When you start packing, you'll need to keep in mind how much space you have in the dorm. Most dorm rooms include a desk with a few cabinets or drawers and a closet. Some, if you're lucky, will also have a small dresser where you can keep some of your clothes. Be selective about what you bring so that you don't end up living in a mountain of clothes. Choosing shirts that go with multiple pairs of pants or tank tops and cover-ups that can be layered to create different looks and work in changing weather is a good place to start.

Remember that you don't have to bring everything that you own. You can pack enough clothes for a month or two and leave the rest at home. When you come home to visit, bring your clothes and swap out the ones that are out of season, style, don’t fit after that freshman fifteen, or that you simply don't wear a lot. Rotating your wardrobe like this will save you a lot of space in the dorm and help you to keep laundry under control. After all, if your clothes are all dirty and they only make up two loads, then it won't be much of a hassle to go down to the laundry area and wash them all at once. It's when four or five loads pile up that you'll be wishing you didn't have so many clothes with you.

Keeping the little bit of space that you do have organized will help you to keep more on hand. You can invest a few dollars in risers for your bed to raise it up, creating storage underneath. Find out if your dorm rules allow for you to put up shelves to give you extra storage space for little things. Use a trunk for a nightstand so that you can store things inside of it. If you buy any furniture for the dorm, try to get items that have a double use.

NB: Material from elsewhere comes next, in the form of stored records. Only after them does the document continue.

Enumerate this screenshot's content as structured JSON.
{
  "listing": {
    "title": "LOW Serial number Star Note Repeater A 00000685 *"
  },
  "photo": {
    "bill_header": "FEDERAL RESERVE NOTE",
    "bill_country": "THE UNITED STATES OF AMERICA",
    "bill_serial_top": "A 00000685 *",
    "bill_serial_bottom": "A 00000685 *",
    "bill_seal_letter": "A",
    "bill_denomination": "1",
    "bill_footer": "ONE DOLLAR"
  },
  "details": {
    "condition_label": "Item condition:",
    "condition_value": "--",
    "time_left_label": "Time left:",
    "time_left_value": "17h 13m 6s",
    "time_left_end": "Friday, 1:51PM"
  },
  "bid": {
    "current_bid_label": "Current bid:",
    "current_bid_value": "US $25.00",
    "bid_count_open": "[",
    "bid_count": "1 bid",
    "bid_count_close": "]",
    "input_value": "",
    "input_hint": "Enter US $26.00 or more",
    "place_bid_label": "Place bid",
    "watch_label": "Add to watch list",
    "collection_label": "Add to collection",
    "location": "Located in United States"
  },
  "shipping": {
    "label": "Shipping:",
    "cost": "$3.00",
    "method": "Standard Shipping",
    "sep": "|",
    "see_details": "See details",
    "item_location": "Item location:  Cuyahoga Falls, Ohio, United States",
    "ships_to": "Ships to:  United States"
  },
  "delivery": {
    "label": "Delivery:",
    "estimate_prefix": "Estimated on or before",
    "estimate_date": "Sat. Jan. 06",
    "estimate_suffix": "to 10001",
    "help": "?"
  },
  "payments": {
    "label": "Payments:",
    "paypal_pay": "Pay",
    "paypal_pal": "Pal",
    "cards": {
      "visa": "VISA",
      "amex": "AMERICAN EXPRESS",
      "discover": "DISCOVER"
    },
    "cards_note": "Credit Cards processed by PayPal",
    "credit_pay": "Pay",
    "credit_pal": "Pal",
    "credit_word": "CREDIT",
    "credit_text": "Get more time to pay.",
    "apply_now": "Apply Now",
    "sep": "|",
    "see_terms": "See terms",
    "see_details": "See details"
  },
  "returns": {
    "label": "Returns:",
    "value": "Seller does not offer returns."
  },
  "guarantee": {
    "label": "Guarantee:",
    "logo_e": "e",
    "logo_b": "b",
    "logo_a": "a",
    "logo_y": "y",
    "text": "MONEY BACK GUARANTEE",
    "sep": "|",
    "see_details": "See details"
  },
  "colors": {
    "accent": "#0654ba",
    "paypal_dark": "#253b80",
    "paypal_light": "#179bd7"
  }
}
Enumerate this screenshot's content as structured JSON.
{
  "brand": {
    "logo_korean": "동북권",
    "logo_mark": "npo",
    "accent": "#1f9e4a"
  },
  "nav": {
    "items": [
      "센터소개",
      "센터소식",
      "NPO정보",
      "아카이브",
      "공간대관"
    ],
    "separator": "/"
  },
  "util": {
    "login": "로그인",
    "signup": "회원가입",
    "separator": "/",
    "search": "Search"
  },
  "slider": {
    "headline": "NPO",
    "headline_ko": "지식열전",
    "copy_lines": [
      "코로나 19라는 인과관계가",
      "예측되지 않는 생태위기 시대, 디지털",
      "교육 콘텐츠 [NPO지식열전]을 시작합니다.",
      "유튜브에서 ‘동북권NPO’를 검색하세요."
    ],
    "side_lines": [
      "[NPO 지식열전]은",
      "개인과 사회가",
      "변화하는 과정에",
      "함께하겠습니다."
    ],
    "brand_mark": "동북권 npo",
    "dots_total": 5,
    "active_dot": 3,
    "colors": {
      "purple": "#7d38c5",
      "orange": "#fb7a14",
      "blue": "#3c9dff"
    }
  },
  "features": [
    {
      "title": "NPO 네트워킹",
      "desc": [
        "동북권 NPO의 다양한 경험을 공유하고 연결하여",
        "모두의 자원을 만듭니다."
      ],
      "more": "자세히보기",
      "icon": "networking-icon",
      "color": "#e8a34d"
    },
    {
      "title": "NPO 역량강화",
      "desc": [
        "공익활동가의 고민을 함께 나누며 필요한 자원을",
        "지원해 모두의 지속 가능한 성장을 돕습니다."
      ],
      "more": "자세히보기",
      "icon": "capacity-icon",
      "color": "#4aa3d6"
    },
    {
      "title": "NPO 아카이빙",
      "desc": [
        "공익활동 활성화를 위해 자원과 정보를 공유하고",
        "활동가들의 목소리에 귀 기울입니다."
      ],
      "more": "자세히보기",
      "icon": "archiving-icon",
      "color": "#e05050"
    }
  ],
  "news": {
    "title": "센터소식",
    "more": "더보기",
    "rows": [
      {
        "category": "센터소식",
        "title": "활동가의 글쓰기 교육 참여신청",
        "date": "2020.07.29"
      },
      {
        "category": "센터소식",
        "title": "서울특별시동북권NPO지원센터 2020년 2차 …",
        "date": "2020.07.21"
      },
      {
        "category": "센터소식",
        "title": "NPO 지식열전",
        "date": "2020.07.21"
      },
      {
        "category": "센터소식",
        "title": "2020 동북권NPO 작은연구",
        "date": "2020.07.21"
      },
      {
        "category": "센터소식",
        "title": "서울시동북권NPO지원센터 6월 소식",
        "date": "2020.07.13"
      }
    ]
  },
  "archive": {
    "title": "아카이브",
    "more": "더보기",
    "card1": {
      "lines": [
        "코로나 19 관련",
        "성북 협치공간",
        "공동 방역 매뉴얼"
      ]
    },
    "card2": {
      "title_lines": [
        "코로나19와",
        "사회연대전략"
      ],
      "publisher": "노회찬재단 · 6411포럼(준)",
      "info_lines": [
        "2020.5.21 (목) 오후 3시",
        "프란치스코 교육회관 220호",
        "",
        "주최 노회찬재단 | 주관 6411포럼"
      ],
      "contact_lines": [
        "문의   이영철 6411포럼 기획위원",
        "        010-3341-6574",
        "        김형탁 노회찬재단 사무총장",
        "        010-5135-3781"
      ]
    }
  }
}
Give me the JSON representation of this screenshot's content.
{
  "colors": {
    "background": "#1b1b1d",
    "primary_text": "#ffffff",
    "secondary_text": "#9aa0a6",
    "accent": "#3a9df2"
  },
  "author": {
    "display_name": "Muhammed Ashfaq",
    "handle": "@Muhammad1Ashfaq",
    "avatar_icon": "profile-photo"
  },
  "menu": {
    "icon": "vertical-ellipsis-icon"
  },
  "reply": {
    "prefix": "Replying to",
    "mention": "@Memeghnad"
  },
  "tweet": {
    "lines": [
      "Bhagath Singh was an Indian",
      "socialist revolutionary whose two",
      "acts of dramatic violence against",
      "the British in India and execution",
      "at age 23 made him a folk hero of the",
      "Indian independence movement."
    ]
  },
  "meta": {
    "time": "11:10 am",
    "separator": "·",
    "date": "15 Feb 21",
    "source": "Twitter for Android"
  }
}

Using space saving hangers appropriately will help you to stretch that small closet space a long way.  Slimline clothes hangers or metal hangers in the closet will help save space and allow you to hang more garments. Cascading hangers help you to maximize space without sacrificing wardrobe by utilizing your closets vertical space. Get creative and you'll find yourself living comfortably in the dorms in no time.

About the Author: Jo Granville is on the staff of Only Hangers, a leading online resource for space saving hangers. For more information, please visit